Japan’s government last week signed off on proposed amendments to limit margin trading of virtual currencies. The caps will be between two and four times a trader’s capital, aligning much closer with foreign exchange trading standards. According to Japan’s Virtual Currency Exchange Association, a trade group, margin trading of crypto was a 8.4 trillion yen ($76 billion) market in December 2018.

Similarly, in Canada, regulators are considering ways to tame crypto speculation. Authorities recently proposed that crypto exchanges should not offer margin trading, at least in the “near term.” In a consultation paper, Canadian securities regulators also suggested prohibiting short selling—betting that crypto prices will fall—and “dark trading,” or transacting in private forums as opposed to public marketplaces.

Japan and Canada’s attempts to bring order to the crypto markets dovetail with similar European measures. In December, the European Securities and Markets Authority renewed its 2:1 leverage limit on cryptocurrencies.

While margin trading is a niche part of the crypto ecosystem, it can have far-reaching effects on prices.  By putting guardrails on crypto trade, regulators make bitcoin less prone to dramatic fluctuations. And while that may frustrate day traders, it’s an extremely positive development for the future of crypto overall.

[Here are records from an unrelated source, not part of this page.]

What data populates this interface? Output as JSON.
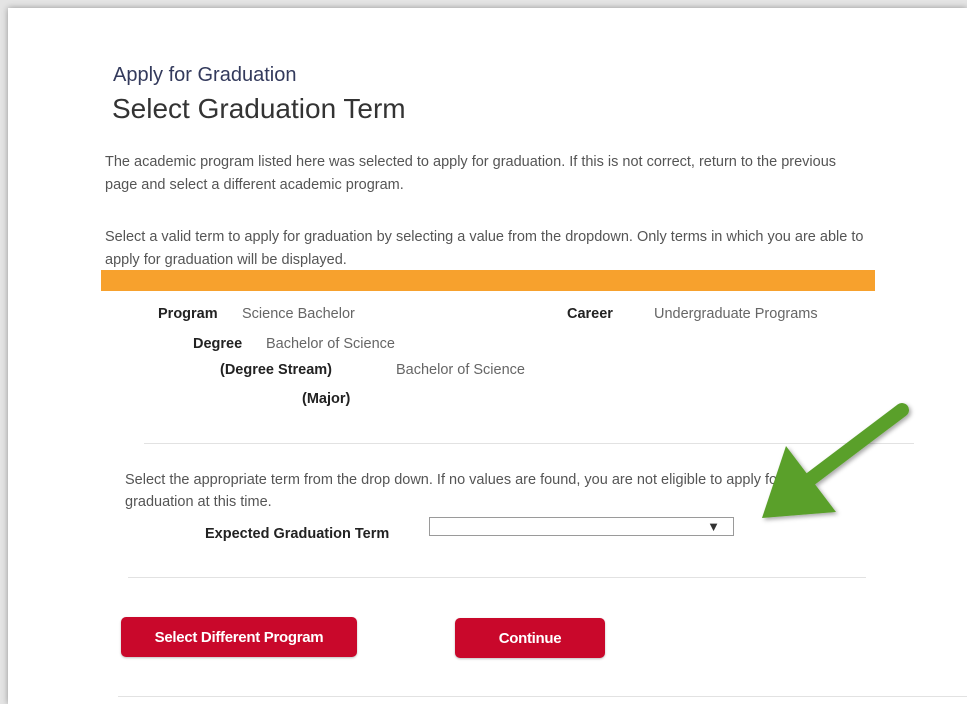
{
  "header": {
    "breadcrumb": "Apply for Graduation",
    "title": "Select Graduation Term"
  },
  "intro": {
    "paragraph1": "The academic program listed here was selected to apply for graduation. If this is not correct, return to the previous page and select a different academic program.",
    "paragraph2": "Select a valid term to apply for graduation by selecting a value from the dropdown. Only terms in which you are able to apply for graduation will be displayed."
  },
  "program": {
    "program_label": "Program",
    "program_value": "Science Bachelor",
    "career_label": "Career",
    "career_value": "Undergraduate Programs",
    "degree_label": "Degree",
    "degree_value": "Bachelor of Science",
    "stream_label": "(Degree Stream)",
    "stream_value": "Bachelor of Science",
    "major_label": "(Major)"
  },
  "term": {
    "note": "Select the appropriate term from the drop down. If no values are found, you are not eligible to apply for graduation at this time.",
    "label": "Expected Graduation Term",
    "selected_value": ""
  },
  "buttons": {
    "select_different": "Select Different Program",
    "continue": "Continue"
  },
  "colors": {
    "accent_bar": "#f7a12d",
    "button": "#c9082b",
    "annotation_arrow": "#5aa02c"
  },
  "icons": {
    "dropdown": "triangle-down-icon",
    "annotation": "arrow-icon"
  }
}
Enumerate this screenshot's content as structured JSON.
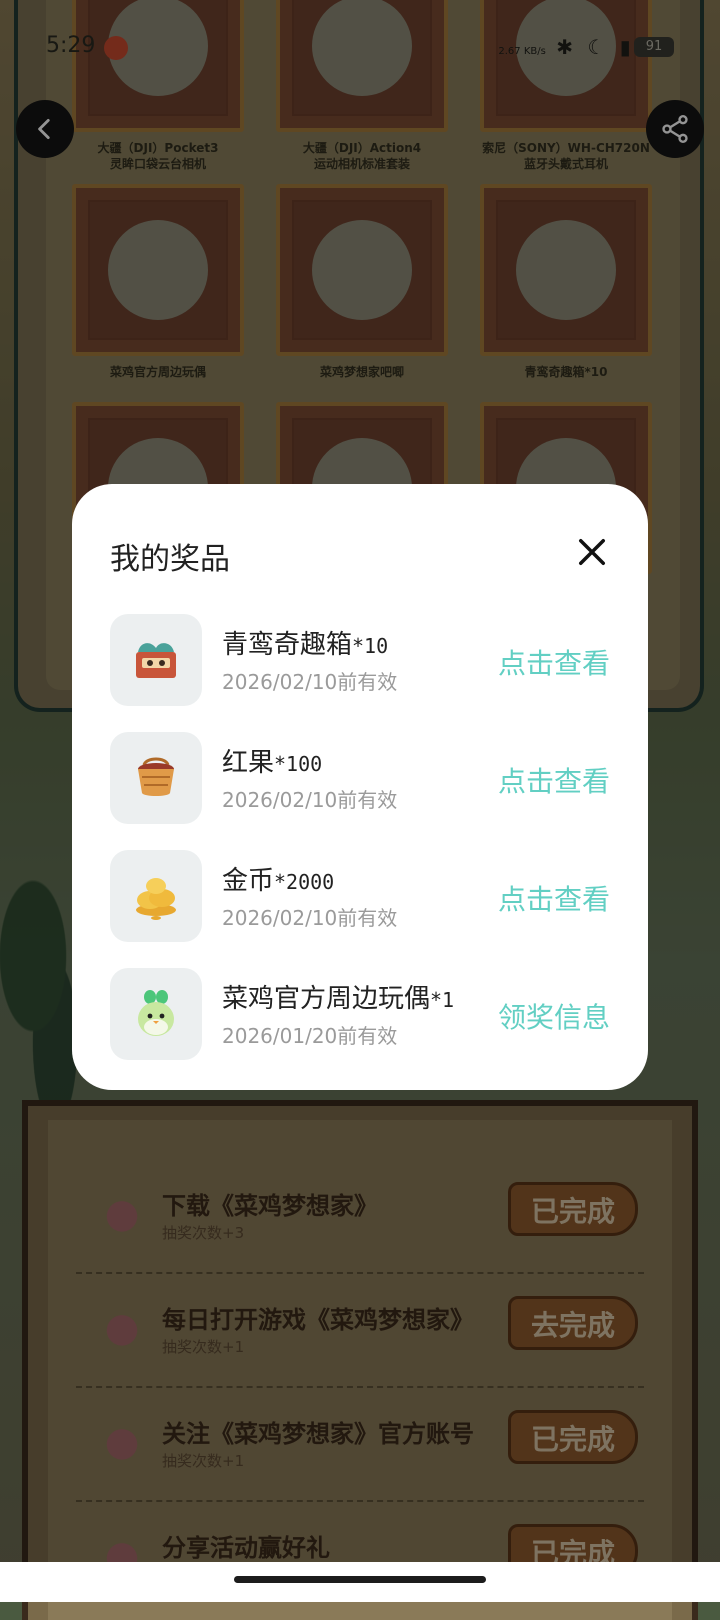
{
  "status_bar": {
    "time": "5:29",
    "net_speed": "2.67 KB/s",
    "battery": "91"
  },
  "prizes": [
    {
      "caption_line1": "大疆（DJI）Pocket3",
      "caption_line2": "灵眸口袋云台相机"
    },
    {
      "caption_line1": "大疆（DJI）Action4",
      "caption_line2": "运动相机标准套装"
    },
    {
      "caption_line1": "索尼（SONY）WH-CH720N",
      "caption_line2": "蓝牙头戴式耳机"
    },
    {
      "caption_line1": "菜鸡官方周边玩偶",
      "caption_line2": ""
    },
    {
      "caption_line1": "菜鸡梦想家吧唧",
      "caption_line2": ""
    },
    {
      "caption_line1": "青鸾奇趣箱*10",
      "caption_line2": ""
    }
  ],
  "modal": {
    "title": "我的奖品",
    "items": [
      {
        "name": "青鸾奇趣箱",
        "qty": "*10",
        "expiry": "2026/02/10前有效",
        "action": "点击查看",
        "icon": "gift-box-icon"
      },
      {
        "name": "红果",
        "qty": "*100",
        "expiry": "2026/02/10前有效",
        "action": "点击查看",
        "icon": "fruit-basket-icon"
      },
      {
        "name": "金币",
        "qty": "*2000",
        "expiry": "2026/02/10前有效",
        "action": "点击查看",
        "icon": "gold-coins-icon"
      },
      {
        "name": "菜鸡官方周边玩偶",
        "qty": "*1",
        "expiry": "2026/01/20前有效",
        "action": "领奖信息",
        "icon": "chick-plush-icon"
      }
    ]
  },
  "tasks": [
    {
      "title": "下载《菜鸡梦想家》",
      "sub": "抽奖次数+3",
      "button": "已完成"
    },
    {
      "title": "每日打开游戏《菜鸡梦想家》",
      "sub": "抽奖次数+1",
      "button": "去完成"
    },
    {
      "title": "关注《菜鸡梦想家》官方账号",
      "sub": "抽奖次数+1",
      "button": "已完成"
    },
    {
      "title": "分享活动赢好礼",
      "sub": "",
      "button": "已完成"
    }
  ],
  "colors": {
    "accent_teal": "#62cfc3",
    "modal_bg": "#ffffff",
    "thumb_bg": "#eceff0"
  }
}
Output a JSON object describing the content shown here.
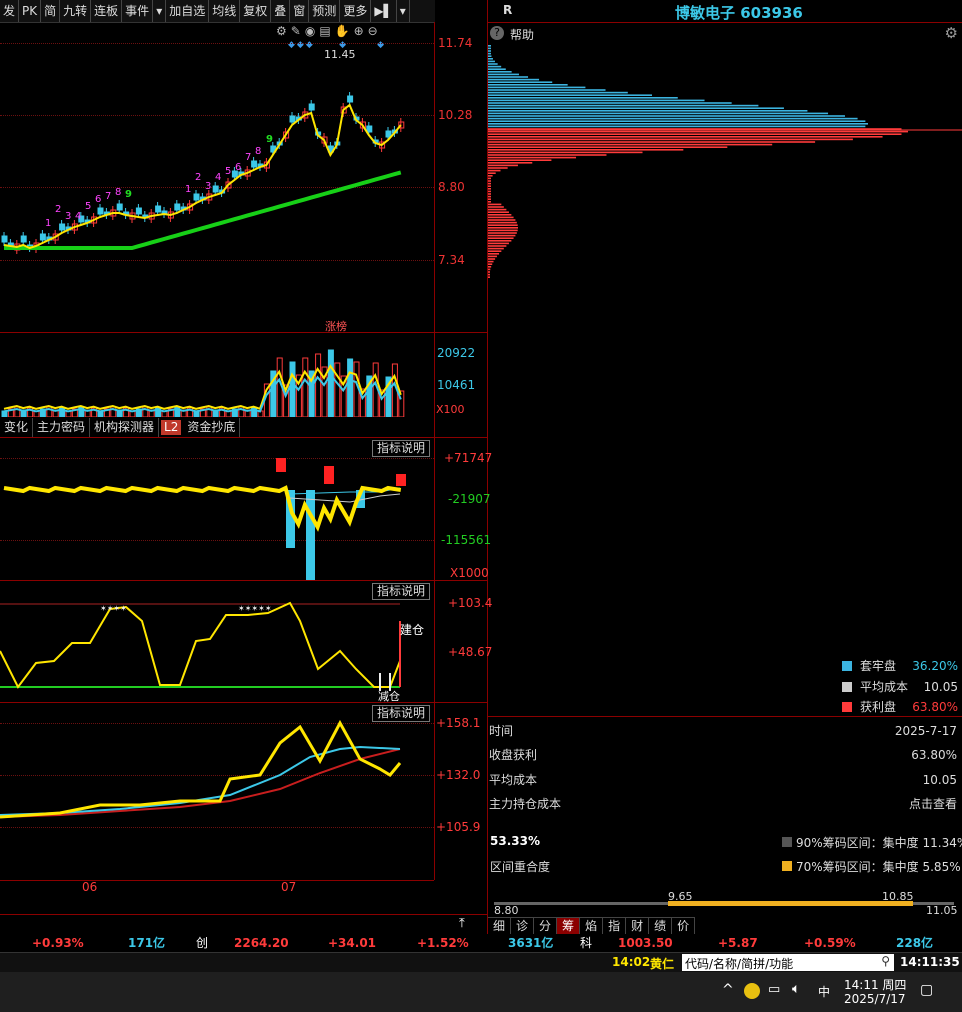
{
  "toolbar": {
    "items": [
      "发",
      "PK",
      "简",
      "九转",
      "连板",
      "事件",
      "▾",
      "加自选",
      "均线",
      "复权",
      "叠",
      "窗",
      "预测",
      "更多",
      "▶▌",
      "▾"
    ]
  },
  "stock": {
    "left_label": "R",
    "title": "博敏电子 603936"
  },
  "help": {
    "label": "帮助"
  },
  "price_axis": {
    "labels": [
      "11.74",
      "10.28",
      "8.80",
      "7.34"
    ],
    "high_marker": "11.45"
  },
  "tdsequence_marks": {
    "group1": [
      "1",
      "2",
      "3",
      "4",
      "5",
      "6",
      "7",
      "8",
      "9"
    ],
    "group2": [
      "1",
      "2",
      "3",
      "4",
      "5",
      "6",
      "7",
      "8",
      "9"
    ]
  },
  "zhangbang_label": "涨榜",
  "volume": {
    "labels": [
      "20922",
      "10461"
    ],
    "unit": "X100"
  },
  "tabs": [
    "变化",
    "主力密码",
    "机构探测器",
    "L2",
    "资金抄底"
  ],
  "indicator_btn": "指标说明",
  "money_axis": {
    "labels": [
      "+71747",
      "-21907",
      "-115561"
    ],
    "unit": "X1000"
  },
  "osc_axis": {
    "labels": [
      "+103.4",
      "+48.67"
    ],
    "build": "建仓",
    "sell": "减仓"
  },
  "ma_axis": {
    "labels": [
      "+158.1",
      "+132.0",
      "+105.9"
    ]
  },
  "x_axis": {
    "labels": [
      "06",
      "07"
    ]
  },
  "chips": {
    "legend": [
      {
        "label": "套牢盘",
        "value": "36.20%",
        "color": "#3cb4e0"
      },
      {
        "label": "平均成本",
        "value": "10.05",
        "color": "#cccccc"
      },
      {
        "label": "获利盘",
        "value": "63.80%",
        "color": "#ff3b3b"
      }
    ],
    "rows": [
      {
        "k": "时间",
        "v": "2025-7-17"
      },
      {
        "k": "收盘获利",
        "v": "63.80%"
      },
      {
        "k": "平均成本",
        "v": "10.05"
      },
      {
        "k": "主力持仓成本",
        "v": "点击查看"
      }
    ],
    "concentration_pct": "53.33%",
    "overlap_label": "区间重合度",
    "c90": "90%筹码区间：集中度 11.34%",
    "c70": "70%筹码区间：集中度 5.85%",
    "range": {
      "low": "8.80",
      "high": "11.05",
      "r_low": "9.65",
      "r_high": "10.85"
    },
    "bottom_tabs": [
      "细",
      "诊",
      "分",
      "筹",
      "焰",
      "指",
      "财",
      "绩",
      "价"
    ]
  },
  "status": {
    "items": [
      {
        "t": "+0.93%",
        "c": "red"
      },
      {
        "t": "171亿",
        "c": "cyan"
      },
      {
        "t": "创",
        "c": "white"
      },
      {
        "t": "2264.20",
        "c": "red"
      },
      {
        "t": "+34.01",
        "c": "red"
      },
      {
        "t": "+1.52%",
        "c": "red"
      },
      {
        "t": "3631亿",
        "c": "cyan"
      },
      {
        "t": "科",
        "c": "white"
      },
      {
        "t": "1003.50",
        "c": "red"
      },
      {
        "t": "+5.87",
        "c": "red"
      },
      {
        "t": "+0.59%",
        "c": "red"
      },
      {
        "t": "228亿",
        "c": "cyan"
      }
    ]
  },
  "news": {
    "time": "14:02",
    "text": "黄仁"
  },
  "search": {
    "placeholder": "代码/名称/简拼/功能"
  },
  "clock": "14:11:35",
  "taskbar": {
    "ime": "中",
    "time": "14:11 周四",
    "date": "2025/7/17"
  }
}
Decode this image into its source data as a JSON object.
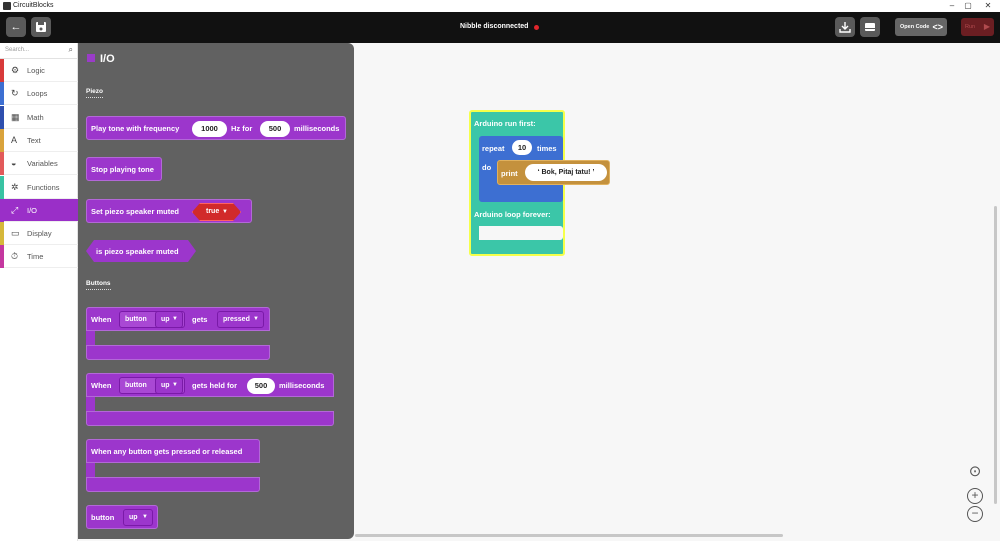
{
  "window": {
    "title": "CircuitBlocks",
    "minimize": "–",
    "maximize": "▢",
    "close": "✕"
  },
  "toolbar": {
    "back_icon": "arrow-left-icon",
    "save_icon": "save-icon",
    "status_text": "Nibble disconnected",
    "status_color": "#e0262c",
    "download_icon": "download-icon",
    "monitor_icon": "serial-monitor-icon",
    "open_code_label": "Open Code",
    "run_label": "Run"
  },
  "sidebar": {
    "search_placeholder": "Search...",
    "categories": [
      {
        "label": "Logic",
        "color": "#d83a3a",
        "icon": "⚙"
      },
      {
        "label": "Loops",
        "color": "#3d6fd2",
        "icon": "↻"
      },
      {
        "label": "Math",
        "color": "#2e4fae",
        "icon": "▦"
      },
      {
        "label": "Text",
        "color": "#d9a33c",
        "icon": "A"
      },
      {
        "label": "Variables",
        "color": "#e25a5a",
        "icon": "◒"
      },
      {
        "label": "Functions",
        "color": "#39c3a3",
        "icon": "✲"
      },
      {
        "label": "I/O",
        "color": "#9a2fc8",
        "icon": "⤢"
      },
      {
        "label": "Display",
        "color": "#d6b83a",
        "icon": "▭"
      },
      {
        "label": "Time",
        "color": "#c4379f",
        "icon": "⏱"
      }
    ]
  },
  "flyout": {
    "title": "I/O",
    "sections": {
      "piezo": "Piezo",
      "buttons": "Buttons"
    },
    "blocks": {
      "play_tone_a": "Play tone with frequency",
      "play_tone_freq": "1000",
      "play_tone_b": "Hz for",
      "play_tone_dur": "500",
      "play_tone_c": "milliseconds",
      "stop_tone": "Stop playing tone",
      "set_muted": "Set piezo speaker muted",
      "set_muted_value": "true",
      "is_muted": "is piezo speaker muted",
      "when_a": "When",
      "when_button": "button",
      "when_dir": "up",
      "when_gets": "gets",
      "when_state": "pressed",
      "held_a": "When",
      "held_button": "button",
      "held_dir": "up",
      "held_b": "gets held for",
      "held_value": "500",
      "held_c": "milliseconds",
      "any_button": "When any button gets pressed or released",
      "btn_label": "button",
      "btn_dir": "up"
    }
  },
  "workspace": {
    "run_first": "Arduino run first:",
    "repeat": "repeat",
    "repeat_count": "10",
    "times": "times",
    "do": "do",
    "print": "print",
    "print_text": "Bok, Pitaj tatu!",
    "loop_forever": "Arduino loop forever:"
  },
  "zoom": {
    "center": "⊙",
    "plus": "+",
    "minus": "−"
  }
}
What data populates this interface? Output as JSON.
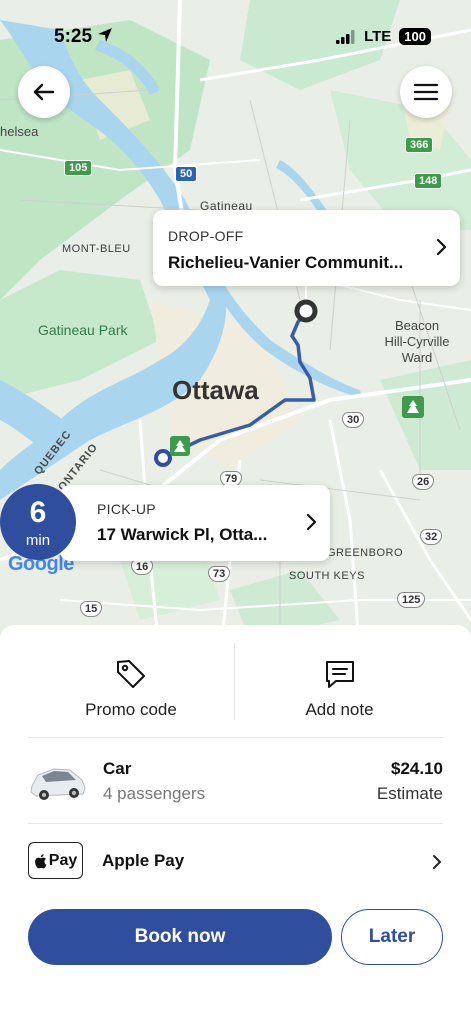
{
  "status_bar": {
    "time": "5:25",
    "network": "LTE",
    "battery": "100"
  },
  "map": {
    "city": "Ottawa",
    "labels": {
      "chelsea": "helsea",
      "mont_bleu": "MONT-BLEU",
      "gatineau_park": "Gatineau Park",
      "beacon_hill_1": "Beacon",
      "beacon_hill_2": "Hill-Cyrville",
      "beacon_hill_3": "Ward",
      "quebec": "QUEBEC",
      "ontario": "ONTARIO",
      "greenboro": "GREENBORO",
      "south_keys": "SOUTH KEYS",
      "gatineau_partial": "Gatineau"
    },
    "shields": {
      "r105": "105",
      "r50": "50",
      "r366": "366",
      "r148": "148",
      "r30": "30",
      "r79": "79",
      "r26": "26",
      "r32": "32",
      "r16": "16",
      "r73": "73",
      "r15": "15",
      "r125": "125"
    }
  },
  "dropoff": {
    "label": "DROP-OFF",
    "address": "Richelieu-Vanier Communit..."
  },
  "pickup": {
    "label": "PICK-UP",
    "address": "17 Warwick Pl, Otta..."
  },
  "eta": {
    "value": "6",
    "unit": "min"
  },
  "attribution": "Google",
  "actions": {
    "promo": "Promo code",
    "note": "Add note"
  },
  "ride": {
    "name": "Car",
    "passengers": "4 passengers",
    "price": "$24.10",
    "estimate": "Estimate"
  },
  "payment": {
    "icon_text": "Pay",
    "label": "Apple Pay"
  },
  "buttons": {
    "book": "Book now",
    "later": "Later"
  },
  "colors": {
    "accent": "#2f4f9e",
    "route": "#3a5ca8",
    "water": "#a5d4f0",
    "park": "#b7e2bf"
  }
}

Although cryptocurrencies are mostly owned as an investment vehicle, their future lies in being used as actual currency, particularly in poorer countries where they can compete with unstable fiat currencies. As regulators clamp down on market manipulation, these virtual assets could become more palatable to consumers and merchants. Price stability will be welcomed by people who strive to use bitcoin for day-to-day purchases.

Dampening volatility may also make the crypto asset class less frightening to institutional investors. From investment banks to pension funds, managers have been pressed by clients about whether they’re getting involved in the virtual currency industry. Though managers have been hesitant—and in some cases, prohibited from—buying into cryptocurrencies, as digital assets are increasingly regulated like other financial instruments, they may become part of growth-oriented portfolios.

While price swings are exciting and attract speculation, the gradual increases in price and adoption will be key if bitcoin is to ever compete with traditional currencies.


What you need to know—and why

Digital Asset has a new CEO. Yuval Rooz, who previously served as CFO and COO, was named the new head of the enterprise blockchain company, replacing Blythe Masters. Founded in 2014 and supported by high-profile investors like JP Morgan and Accenture, Digital Asset is developing a distributed ledger for the Australian Securities Exchange’s post-trade processing system. The system, which raised concerns that it’s being rolled out hastily, is anticipated in early 2021, a Digital Asset spokesperson confirmed.

Takeaway: Digital Asset has suffered worrying departures in recent months, which may cast a shadow over the prospective ASX implementation. Masters, a Wall Street legend who helped devise credit-default swaps, left Digital Asset in December citing “personal reasons.” Since then, the firm has also lost the product manager for its proprietary Digital Asset Modeling Language (DAML), the head of its European division, and its CTO—the firm’s second in six months. ➡️

Please send news, tips, and consultation papers to Today’s Private Key was written by Matthew De Silva, and edited by Oliver Staley. Don’t inquire why or whither, but just enjoy your ice cream while it’s on your plate.